You might think that bank regulators would be feeling a little jittery these days — in short order, three US lenders and the globally systemic Credit Suisse became victims of a not-so-mini-banking crisis that all too closely resembled the chaotic collapses of 2007-08.
Instead, there is a quiet sense of satisfaction. The failures were contained — at least for now. New regulatory mechanisms were deployed swiftly. And, perhaps most importantly, a push for deregulation among politicians on both sides of the Atlantic has been staunched.
There is even an opportunity to toughen some rules. Last week, Bank of England governor Andrew Bailey declared that the UK’s deposit insurance scheme, which guarantees £85,000 of a customer’s money, may need reforming — and chancellor Jeremy Hunt agreed. Recent bank collapses, they said, had highlighted that a credible deposit guarantee scheme was key to maintaining confidence in banks.
Without confidence, the modern norm of fractional reserve banking — which allows a bank to fuel economic growth by lending out for long periods far more than it keeps on hand in easy-access deposits — is fragile.
Over the years that fragility has been repeatedly exposed. The infamous 2007 run on Northern Rock has made UK regulators particularly alive to the risks. This year, similar fates befell Silicon Valley Bank and Credit Suisse. In a digital era of instant transferability of funds, and panics spread by social media, this is a bigger problem than ever.
Deposit insurance schemes — the norm in many developed markets to safeguard customers’ money — are typically funded on a pooled mutual basis across the banking sector. The US scheme, which guarantees $250,000, is one of the most generous.
But the recent drama has made it obvious that even ostensibly generous schemes are not fit for purpose. In the US, there was a fateful 2019 deregulatory initiative, exempting regional banks from capital and liquidity safeguards. In the case of SVB, which had very high average deposit levels, there was the added issue that the vast majority of customers’ money wasn’t covered by deposit guarantees.

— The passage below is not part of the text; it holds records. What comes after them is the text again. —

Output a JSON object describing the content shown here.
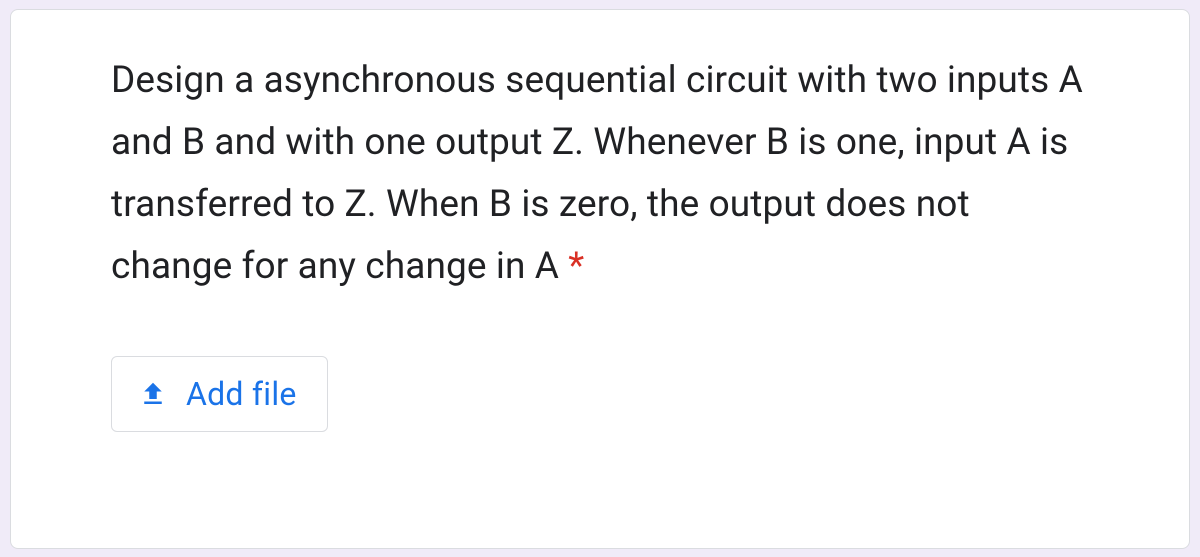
{
  "question": {
    "text": "Design a asynchronous sequential circuit with two inputs A and B and with one output Z. Whenever B is one, input A is transferred to Z. When B is zero, the output does not change for any change in A",
    "required": true,
    "required_indicator": " *"
  },
  "upload": {
    "button_label": "Add file",
    "icon_name": "upload-icon"
  }
}
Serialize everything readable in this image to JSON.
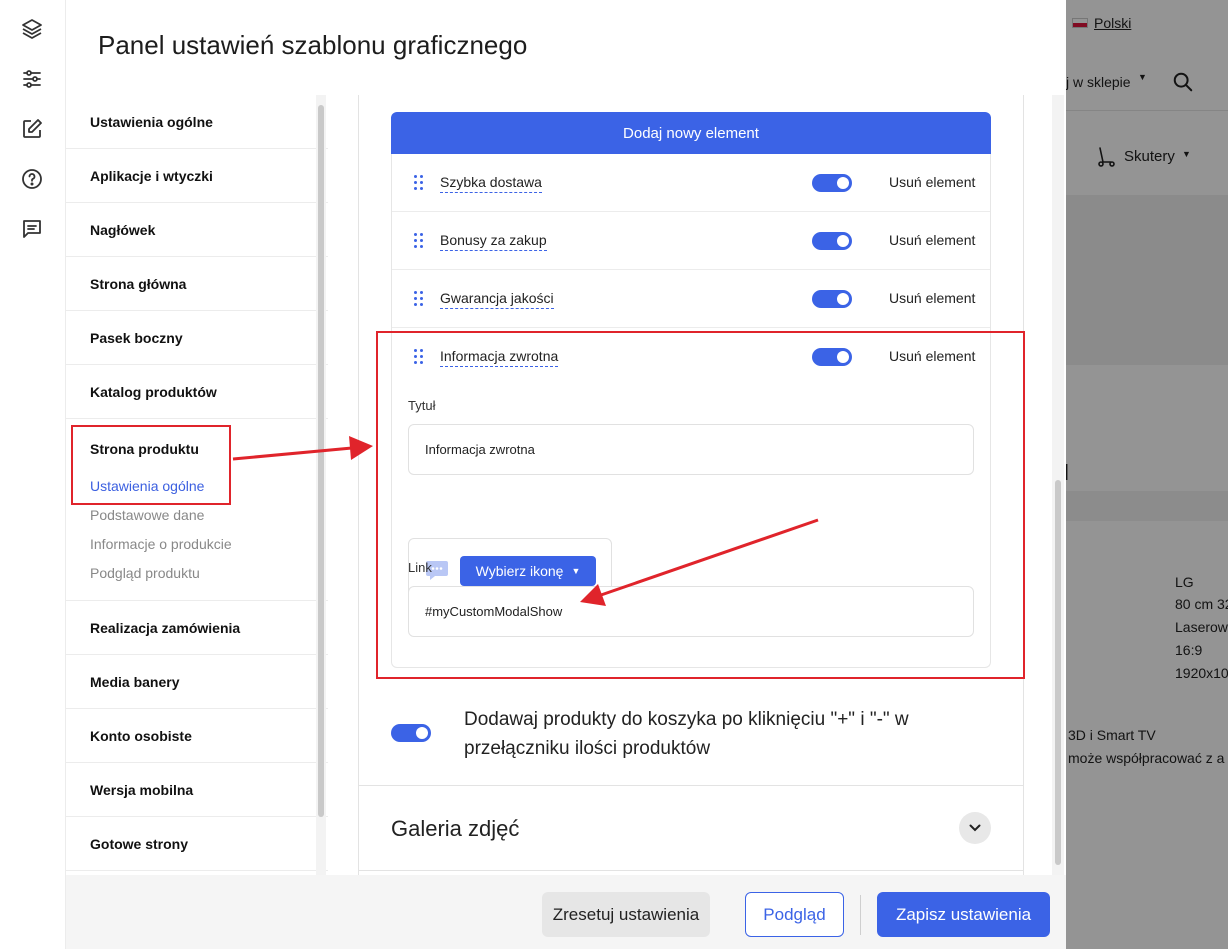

In an effort to calm panic, the Fed pledged an unlimited state guarantee on SVB deposits. And policymakers said a similar pledge could be made if other systemically important banks got into trouble.
Even the UK’s low-level involvement in the SVB affair — with its UK operations sold to HSBC for £1 in a scheme orchestrated by policymakers — was sufficient to spur the deposit guarantee rethink.
There are several changes being considered by the BoE. Most obviously there is a question about the quantum of the guarantee. If the £85,000 figure had kept pace with inflation over the past decade, it would have risen to far in excess of £100,000. Such a change would do little to alter depositors’ behaviour in a panic. On the other hand, there is a clear argument for making the guarantee far higher for business account holders, who may flee faster.
More profoundly, the Bank of England is considering moving to the US model of having a properly pre-funded pool that could allow depositors in a failed institution to get near instant access to their money, rather than having to wait a week or more while the current system calls up contributions from participating banks. This is likely to be unpopular with banks, but it could help guard against the kind of panic that leads to runs.
Policymakers are also considering how the deposit guarantee interplays with rules, such as the liquidity coverage ratio, dictating the level of liquid funding a bank must maintain. The LCR currently assumes an implausibly low maximum outflow of 20 per cent of retail customer deposits in a month. Even a bank such as Northern Rock, in a period before today’s degree of digitisation, rapidly lost more than half of its customer deposits.
There are knock-on implications, too, for banks’ bond issuance. Bonds designed to be “bailed in” if a bank is failing, now yield sharply more than they did before recent events. This potentially makes it hard for some banks, especially smaller ones, to comply with their regulatory capital requirements — a more robust deposit insurance scheme, with higher costs for these banks, could be an alternative.
Such reforms are essential before the shortcomings of the current system do real damage. The UK is asking the right questions; the US has bigger loopholes and shouldn’t delay in closing them.